----- STORED DATA

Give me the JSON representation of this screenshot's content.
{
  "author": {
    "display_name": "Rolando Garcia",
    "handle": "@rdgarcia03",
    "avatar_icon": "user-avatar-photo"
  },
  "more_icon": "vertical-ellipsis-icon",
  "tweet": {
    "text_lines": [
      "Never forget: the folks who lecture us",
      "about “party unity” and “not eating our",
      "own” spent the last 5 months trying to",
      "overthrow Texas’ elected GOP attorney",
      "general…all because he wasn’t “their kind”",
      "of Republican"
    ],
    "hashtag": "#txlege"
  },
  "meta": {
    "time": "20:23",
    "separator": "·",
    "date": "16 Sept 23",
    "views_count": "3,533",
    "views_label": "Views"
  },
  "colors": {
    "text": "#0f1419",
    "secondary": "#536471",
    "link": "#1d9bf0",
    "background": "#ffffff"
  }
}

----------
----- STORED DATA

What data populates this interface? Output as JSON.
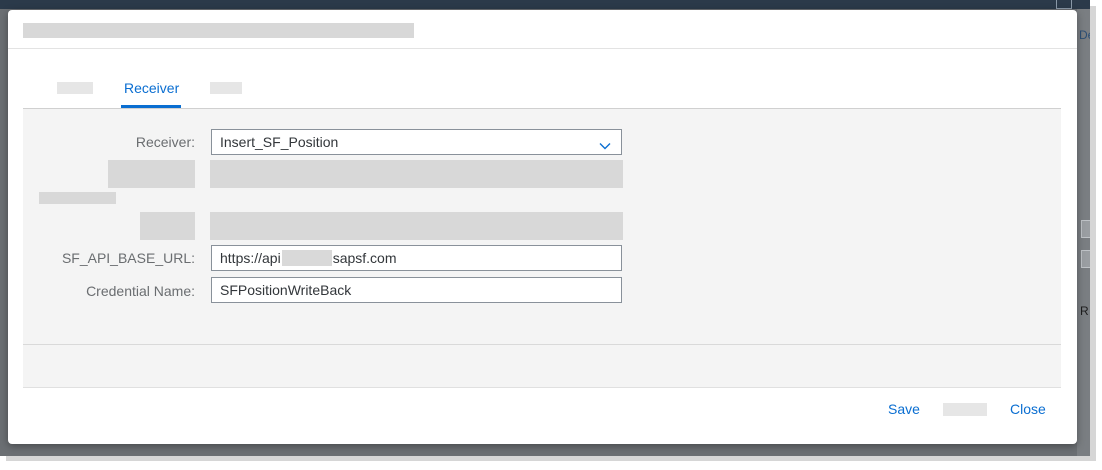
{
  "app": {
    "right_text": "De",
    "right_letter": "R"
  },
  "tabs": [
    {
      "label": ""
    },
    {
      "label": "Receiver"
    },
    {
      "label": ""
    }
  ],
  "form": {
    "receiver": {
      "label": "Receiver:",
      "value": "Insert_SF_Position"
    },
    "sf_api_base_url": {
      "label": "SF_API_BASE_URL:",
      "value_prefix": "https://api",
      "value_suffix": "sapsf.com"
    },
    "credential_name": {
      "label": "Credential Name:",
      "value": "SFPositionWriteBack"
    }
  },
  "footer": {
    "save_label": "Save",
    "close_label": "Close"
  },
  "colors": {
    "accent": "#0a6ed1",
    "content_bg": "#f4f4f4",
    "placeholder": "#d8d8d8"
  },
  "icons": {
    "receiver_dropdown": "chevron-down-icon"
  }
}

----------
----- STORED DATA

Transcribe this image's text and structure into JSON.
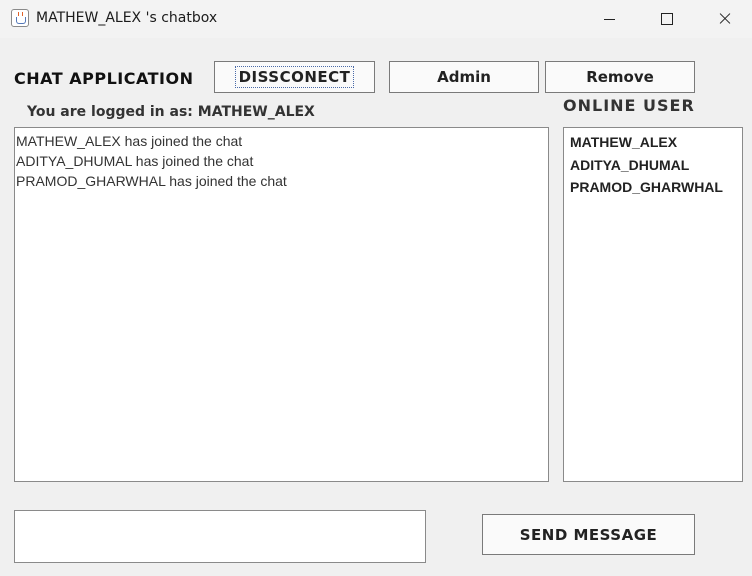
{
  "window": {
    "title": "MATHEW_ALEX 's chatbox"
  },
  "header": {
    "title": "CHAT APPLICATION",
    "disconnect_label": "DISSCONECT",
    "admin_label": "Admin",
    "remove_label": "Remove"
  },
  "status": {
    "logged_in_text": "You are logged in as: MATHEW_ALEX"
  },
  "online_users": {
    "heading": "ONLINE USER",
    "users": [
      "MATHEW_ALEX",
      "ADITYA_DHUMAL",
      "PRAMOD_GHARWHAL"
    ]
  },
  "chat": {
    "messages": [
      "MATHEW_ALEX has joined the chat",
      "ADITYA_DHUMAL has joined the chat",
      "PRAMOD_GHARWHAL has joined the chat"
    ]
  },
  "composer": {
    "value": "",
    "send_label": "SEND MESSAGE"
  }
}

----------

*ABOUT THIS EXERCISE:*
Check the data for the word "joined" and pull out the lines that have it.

*WRITTEN SOLUTION:*
      "MATHEW_ALEX has joined the chat",
      "ADITYA_DHUMAL has joined the chat",
      "PRAMOD_GHARWHAL has joined the chat"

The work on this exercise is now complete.